** Your goal **
Could you please retype all of the entries exactly as they appear?

Website and app data records
★ ★ ★

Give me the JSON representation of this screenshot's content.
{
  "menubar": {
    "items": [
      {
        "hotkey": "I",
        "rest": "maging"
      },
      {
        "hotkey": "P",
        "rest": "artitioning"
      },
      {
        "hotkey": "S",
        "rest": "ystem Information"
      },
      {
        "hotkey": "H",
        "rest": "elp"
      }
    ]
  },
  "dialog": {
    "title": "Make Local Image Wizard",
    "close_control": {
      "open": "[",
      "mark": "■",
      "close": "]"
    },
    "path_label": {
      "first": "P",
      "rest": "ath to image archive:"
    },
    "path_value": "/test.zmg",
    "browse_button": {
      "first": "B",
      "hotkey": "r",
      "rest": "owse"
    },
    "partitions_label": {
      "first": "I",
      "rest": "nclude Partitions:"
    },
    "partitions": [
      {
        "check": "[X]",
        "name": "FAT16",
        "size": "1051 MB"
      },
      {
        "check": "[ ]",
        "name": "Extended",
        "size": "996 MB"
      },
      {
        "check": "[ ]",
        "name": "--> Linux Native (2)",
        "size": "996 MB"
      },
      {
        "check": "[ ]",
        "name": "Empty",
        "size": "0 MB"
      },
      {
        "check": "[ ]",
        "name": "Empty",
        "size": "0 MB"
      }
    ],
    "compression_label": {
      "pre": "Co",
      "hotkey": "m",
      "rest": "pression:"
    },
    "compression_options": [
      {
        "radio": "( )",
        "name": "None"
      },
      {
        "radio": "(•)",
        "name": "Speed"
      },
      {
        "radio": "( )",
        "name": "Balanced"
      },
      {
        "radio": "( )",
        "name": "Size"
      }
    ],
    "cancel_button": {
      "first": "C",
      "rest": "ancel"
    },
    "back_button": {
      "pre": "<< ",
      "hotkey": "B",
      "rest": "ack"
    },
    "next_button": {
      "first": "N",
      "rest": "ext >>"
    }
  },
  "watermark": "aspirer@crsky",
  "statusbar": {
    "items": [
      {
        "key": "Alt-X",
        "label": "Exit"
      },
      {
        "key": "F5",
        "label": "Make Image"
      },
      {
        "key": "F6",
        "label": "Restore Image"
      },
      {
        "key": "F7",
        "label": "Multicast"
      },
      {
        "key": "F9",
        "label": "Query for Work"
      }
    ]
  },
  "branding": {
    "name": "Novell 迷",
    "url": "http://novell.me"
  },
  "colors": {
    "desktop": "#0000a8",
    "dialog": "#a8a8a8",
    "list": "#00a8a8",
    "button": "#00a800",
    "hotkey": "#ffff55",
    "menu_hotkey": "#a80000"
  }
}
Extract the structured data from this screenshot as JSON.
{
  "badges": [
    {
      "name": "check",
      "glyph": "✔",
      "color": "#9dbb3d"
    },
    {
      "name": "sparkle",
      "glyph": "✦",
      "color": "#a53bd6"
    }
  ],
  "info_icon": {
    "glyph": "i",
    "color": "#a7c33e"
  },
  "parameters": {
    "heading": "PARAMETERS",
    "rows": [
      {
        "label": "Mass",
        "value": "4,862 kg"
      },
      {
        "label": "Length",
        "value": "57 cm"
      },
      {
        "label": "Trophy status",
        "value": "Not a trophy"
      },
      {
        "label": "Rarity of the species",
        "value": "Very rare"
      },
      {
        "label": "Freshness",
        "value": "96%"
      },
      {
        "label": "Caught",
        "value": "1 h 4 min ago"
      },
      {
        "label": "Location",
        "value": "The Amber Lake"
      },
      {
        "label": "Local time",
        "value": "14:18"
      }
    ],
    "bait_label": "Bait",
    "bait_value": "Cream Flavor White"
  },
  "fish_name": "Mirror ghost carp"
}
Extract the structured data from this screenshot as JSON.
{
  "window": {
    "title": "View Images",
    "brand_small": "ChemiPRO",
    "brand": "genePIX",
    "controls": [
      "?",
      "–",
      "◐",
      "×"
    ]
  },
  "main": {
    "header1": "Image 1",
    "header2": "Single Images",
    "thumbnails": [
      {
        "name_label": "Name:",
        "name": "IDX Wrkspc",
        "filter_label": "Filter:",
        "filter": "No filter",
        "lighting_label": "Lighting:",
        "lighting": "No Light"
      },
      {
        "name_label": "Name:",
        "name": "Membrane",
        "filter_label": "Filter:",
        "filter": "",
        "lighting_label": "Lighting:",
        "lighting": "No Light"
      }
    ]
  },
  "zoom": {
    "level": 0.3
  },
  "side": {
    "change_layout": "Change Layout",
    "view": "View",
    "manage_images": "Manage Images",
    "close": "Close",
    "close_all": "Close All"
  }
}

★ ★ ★

** Solution to the exercise **
Give me the JSON representation of this screenshot's content.
{
  "menubar": {
    "items": [
      {
        "hotkey": "I",
        "rest": "maging"
      },
      {
        "hotkey": "P",
        "rest": "artitioning"
      },
      {
        "hotkey": "S",
        "rest": "ystem Information"
      },
      {
        "hotkey": "H",
        "rest": "elp"
      }
    ]
  },
  "dialog": {
    "title": "Make Local Image Wizard",
    "close_control": {
      "open": "[",
      "mark": "■",
      "close": "]"
    },
    "path_label": {
      "first": "P",
      "rest": "ath to image archive:"
    },
    "path_value": "/test.zmg",
    "browse_button": {
      "first": "B",
      "hotkey": "r",
      "rest": "owse"
    },
    "partitions_label": {
      "first": "I",
      "rest": "nclude Partitions:"
    },
    "partitions": [
      {
        "check": "[X]",
        "name": "FAT16",
        "size": "1051 MB"
      },
      {
        "check": "[ ]",
        "name": "Extended",
        "size": "996 MB"
      },
      {
        "check": "[ ]",
        "name": "--> Linux Native (2)",
        "size": "996 MB"
      },
      {
        "check": "[ ]",
        "name": "Empty",
        "size": "0 MB"
      },
      {
        "check": "[ ]",
        "name": "Empty",
        "size": "0 MB"
      }
    ],
    "compression_label": {
      "pre": "Co",
      "hotkey": "m",
      "rest": "pression:"
    },
    "compression_options": [
      {
        "radio": "( )",
        "name": "None"
      },
      {
        "radio": "(•)",
        "name": "Speed"
      },
      {
        "radio": "( )",
        "name": "Balanced"
      },
      {
        "radio": "( )",
        "name": "Size"
      }
    ],
    "cancel_button": {
      "first": "C",
      "rest": "ancel"
    },
    "back_button": {
      "pre": "<< ",
      "hotkey": "B",
      "rest": "ack"
    },
    "next_button": {
      "first": "N",
      "rest": "ext >>"
    }
  },
  "watermark": "aspirer@crsky",
  "statusbar": {
    "items": [
      {
        "key": "Alt-X",
        "label": "Exit"
      },
      {
        "key": "F5",
        "label": "Make Image"
      },
      {
        "key": "F6",
        "label": "Restore Image"
      },
      {
        "key": "F7",
        "label": "Multicast"
      },
      {
        "key": "F9",
        "label": "Query for Work"
      }
    ]
  },
  "branding": {
    "name": "Novell 迷",
    "url": "http://novell.me"
  },
  "colors": {
    "desktop": "#0000a8",
    "dialog": "#a8a8a8",
    "list": "#00a8a8",
    "button": "#00a800",
    "hotkey": "#ffff55",
    "menu_hotkey": "#a80000"
  }
}
Extract the structured data from this screenshot as JSON.
{
  "badges": [
    {
      "name": "check",
      "glyph": "✔",
      "color": "#9dbb3d"
    },
    {
      "name": "sparkle",
      "glyph": "✦",
      "color": "#a53bd6"
    }
  ],
  "info_icon": {
    "glyph": "i",
    "color": "#a7c33e"
  },
  "parameters": {
    "heading": "PARAMETERS",
    "rows": [
      {
        "label": "Mass",
        "value": "4,862 kg"
      },
      {
        "label": "Length",
        "value": "57 cm"
      },
      {
        "label": "Trophy status",
        "value": "Not a trophy"
      },
      {
        "label": "Rarity of the species",
        "value": "Very rare"
      },
      {
        "label": "Freshness",
        "value": "96%"
      },
      {
        "label": "Caught",
        "value": "1 h 4 min ago"
      },
      {
        "label": "Location",
        "value": "The Amber Lake"
      },
      {
        "label": "Local time",
        "value": "14:18"
      }
    ],
    "bait_label": "Bait",
    "bait_value": "Cream Flavor White"
  },
  "fish_name": "Mirror ghost carp"
}
Extract the structured data from this screenshot as JSON.
{
  "window": {
    "title": "View Images",
    "brand_small": "ChemiPRO",
    "brand": "genePIX",
    "controls": [
      "?",
      "–",
      "◐",
      "×"
    ]
  },
  "main": {
    "header1": "Image 1",
    "header2": "Single Images",
    "thumbnails": [
      {
        "name_label": "Name:",
        "name": "IDX Wrkspc",
        "filter_label": "Filter:",
        "filter": "No filter",
        "lighting_label": "Lighting:",
        "lighting": "No Light"
      },
      {
        "name_label": "Name:",
        "name": "Membrane",
        "filter_label": "Filter:",
        "filter": "",
        "lighting_label": "Lighting:",
        "lighting": "No Light"
      }
    ]
  },
  "zoom": {
    "level": 0.3
  },
  "side": {
    "change_layout": "Change Layout",
    "view": "View",
    "manage_images": "Manage Images",
    "close": "Close",
    "close_all": "Close All"
  }
}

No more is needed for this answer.